:: EXERCISE DIRECTIONS ::
Search for the word "Cells" in the entries. Each line that holds it should be copied.

:: GIVEN INFORMATION ::
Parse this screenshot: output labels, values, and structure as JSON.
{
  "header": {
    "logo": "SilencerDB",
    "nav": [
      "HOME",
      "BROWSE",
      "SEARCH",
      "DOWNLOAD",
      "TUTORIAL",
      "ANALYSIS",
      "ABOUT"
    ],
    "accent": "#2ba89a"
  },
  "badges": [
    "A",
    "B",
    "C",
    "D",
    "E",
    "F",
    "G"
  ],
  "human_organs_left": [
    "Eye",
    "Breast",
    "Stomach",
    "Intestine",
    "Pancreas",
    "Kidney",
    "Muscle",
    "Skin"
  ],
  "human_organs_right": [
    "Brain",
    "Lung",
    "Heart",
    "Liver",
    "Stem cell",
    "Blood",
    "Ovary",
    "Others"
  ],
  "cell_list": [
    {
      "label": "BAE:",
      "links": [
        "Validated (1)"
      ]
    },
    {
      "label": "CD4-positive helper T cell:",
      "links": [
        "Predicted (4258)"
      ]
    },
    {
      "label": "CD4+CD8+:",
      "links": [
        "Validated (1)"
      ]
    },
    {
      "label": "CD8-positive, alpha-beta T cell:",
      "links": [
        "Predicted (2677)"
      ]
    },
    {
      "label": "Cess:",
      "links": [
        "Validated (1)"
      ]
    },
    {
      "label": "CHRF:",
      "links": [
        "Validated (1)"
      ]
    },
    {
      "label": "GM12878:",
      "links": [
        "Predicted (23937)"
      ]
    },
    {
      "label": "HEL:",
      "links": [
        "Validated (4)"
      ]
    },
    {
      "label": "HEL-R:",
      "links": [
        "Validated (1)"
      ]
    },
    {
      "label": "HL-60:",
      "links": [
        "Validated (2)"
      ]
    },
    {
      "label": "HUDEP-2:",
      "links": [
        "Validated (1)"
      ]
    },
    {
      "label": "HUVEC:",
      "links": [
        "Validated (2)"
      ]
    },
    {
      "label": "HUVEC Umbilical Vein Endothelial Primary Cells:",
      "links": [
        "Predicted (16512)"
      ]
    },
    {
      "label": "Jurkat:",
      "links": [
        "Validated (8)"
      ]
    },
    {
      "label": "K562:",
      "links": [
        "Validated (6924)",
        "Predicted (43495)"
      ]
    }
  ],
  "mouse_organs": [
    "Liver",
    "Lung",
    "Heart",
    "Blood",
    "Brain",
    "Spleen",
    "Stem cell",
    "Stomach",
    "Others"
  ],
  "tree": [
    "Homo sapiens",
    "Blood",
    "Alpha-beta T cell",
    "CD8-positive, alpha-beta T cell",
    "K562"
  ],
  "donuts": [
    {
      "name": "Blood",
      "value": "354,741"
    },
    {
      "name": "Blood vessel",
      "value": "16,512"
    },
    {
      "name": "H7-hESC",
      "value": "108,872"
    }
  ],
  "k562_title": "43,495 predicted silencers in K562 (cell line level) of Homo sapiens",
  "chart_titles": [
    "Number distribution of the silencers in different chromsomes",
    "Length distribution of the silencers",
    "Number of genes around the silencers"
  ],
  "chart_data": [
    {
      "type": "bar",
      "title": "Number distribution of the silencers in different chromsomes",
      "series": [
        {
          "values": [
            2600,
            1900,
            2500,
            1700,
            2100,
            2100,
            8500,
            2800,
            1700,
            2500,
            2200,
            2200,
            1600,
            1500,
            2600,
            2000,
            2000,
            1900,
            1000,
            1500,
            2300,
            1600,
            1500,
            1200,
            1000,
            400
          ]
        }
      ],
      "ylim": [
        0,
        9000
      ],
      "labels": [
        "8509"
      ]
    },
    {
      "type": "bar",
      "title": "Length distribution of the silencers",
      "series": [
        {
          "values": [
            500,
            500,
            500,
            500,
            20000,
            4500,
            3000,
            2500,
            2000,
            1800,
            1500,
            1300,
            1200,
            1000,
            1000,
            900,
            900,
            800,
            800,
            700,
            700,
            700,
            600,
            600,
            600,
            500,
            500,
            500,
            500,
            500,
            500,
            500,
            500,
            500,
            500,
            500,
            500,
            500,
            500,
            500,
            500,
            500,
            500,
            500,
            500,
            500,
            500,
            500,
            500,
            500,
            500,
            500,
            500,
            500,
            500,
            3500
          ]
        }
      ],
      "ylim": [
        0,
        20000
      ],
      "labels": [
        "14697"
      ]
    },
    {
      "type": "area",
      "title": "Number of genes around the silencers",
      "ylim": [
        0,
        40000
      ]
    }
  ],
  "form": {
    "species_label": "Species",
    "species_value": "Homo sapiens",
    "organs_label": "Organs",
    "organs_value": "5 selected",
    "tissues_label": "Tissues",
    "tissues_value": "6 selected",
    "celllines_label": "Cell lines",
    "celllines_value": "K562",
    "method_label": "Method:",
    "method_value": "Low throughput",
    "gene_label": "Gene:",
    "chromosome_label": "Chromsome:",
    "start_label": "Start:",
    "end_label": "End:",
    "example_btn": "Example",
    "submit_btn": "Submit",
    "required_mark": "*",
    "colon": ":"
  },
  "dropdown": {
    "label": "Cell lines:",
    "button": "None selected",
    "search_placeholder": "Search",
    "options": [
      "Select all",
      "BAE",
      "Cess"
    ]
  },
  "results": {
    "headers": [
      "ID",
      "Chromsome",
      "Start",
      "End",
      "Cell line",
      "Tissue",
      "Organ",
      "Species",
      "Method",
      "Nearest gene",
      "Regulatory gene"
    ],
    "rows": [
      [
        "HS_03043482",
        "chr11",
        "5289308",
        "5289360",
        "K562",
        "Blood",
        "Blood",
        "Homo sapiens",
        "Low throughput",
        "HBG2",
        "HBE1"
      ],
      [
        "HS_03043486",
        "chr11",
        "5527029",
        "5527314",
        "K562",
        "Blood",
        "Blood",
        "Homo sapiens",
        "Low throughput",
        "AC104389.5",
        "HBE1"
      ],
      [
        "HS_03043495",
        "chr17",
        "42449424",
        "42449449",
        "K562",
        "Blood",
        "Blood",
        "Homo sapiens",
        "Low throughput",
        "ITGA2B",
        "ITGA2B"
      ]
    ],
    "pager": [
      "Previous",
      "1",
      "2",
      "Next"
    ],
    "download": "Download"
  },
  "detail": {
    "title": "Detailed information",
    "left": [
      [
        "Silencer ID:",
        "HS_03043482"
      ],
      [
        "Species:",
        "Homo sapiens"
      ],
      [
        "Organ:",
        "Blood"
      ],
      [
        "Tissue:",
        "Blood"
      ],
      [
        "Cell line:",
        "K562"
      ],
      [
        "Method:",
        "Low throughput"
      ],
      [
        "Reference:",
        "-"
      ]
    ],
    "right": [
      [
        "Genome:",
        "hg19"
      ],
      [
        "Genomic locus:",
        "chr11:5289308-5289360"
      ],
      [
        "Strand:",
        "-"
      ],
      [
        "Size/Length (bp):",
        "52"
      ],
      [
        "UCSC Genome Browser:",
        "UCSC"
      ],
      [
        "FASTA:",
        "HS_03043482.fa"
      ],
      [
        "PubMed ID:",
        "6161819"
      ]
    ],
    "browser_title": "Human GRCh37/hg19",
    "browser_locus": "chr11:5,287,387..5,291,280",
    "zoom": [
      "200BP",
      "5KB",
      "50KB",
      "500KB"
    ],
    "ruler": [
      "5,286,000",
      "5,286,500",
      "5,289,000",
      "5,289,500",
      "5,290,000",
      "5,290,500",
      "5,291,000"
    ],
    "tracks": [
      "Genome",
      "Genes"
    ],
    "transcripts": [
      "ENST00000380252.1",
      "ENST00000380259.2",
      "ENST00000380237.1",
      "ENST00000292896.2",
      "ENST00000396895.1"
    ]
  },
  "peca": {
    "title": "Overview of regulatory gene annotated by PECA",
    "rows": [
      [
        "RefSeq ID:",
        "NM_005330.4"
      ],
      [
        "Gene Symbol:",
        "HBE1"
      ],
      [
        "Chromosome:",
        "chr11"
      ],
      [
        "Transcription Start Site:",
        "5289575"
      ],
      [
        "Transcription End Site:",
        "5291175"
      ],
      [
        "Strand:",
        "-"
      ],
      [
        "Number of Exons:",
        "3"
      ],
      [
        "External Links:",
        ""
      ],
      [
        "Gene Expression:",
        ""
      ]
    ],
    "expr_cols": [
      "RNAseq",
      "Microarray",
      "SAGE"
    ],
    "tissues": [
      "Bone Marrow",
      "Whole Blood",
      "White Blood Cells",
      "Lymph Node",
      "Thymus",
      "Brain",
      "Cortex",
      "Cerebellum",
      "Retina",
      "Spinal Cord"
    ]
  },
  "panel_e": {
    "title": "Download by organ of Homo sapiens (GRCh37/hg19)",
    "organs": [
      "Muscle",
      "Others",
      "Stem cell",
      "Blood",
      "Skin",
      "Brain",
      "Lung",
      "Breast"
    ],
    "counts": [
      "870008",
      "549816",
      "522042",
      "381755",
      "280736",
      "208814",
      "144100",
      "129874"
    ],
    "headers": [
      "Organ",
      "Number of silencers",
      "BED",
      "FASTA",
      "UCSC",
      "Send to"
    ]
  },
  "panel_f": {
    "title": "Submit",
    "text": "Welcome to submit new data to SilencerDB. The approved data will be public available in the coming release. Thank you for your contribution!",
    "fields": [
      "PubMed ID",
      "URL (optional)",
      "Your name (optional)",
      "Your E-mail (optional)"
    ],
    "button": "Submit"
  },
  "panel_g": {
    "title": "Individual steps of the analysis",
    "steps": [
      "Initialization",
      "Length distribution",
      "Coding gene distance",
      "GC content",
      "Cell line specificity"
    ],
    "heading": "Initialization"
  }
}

:: ANSWER BOX ::
      "label": "HUVEC Umbilical Vein Endothelial Primary Cells:",
      "White Blood Cells",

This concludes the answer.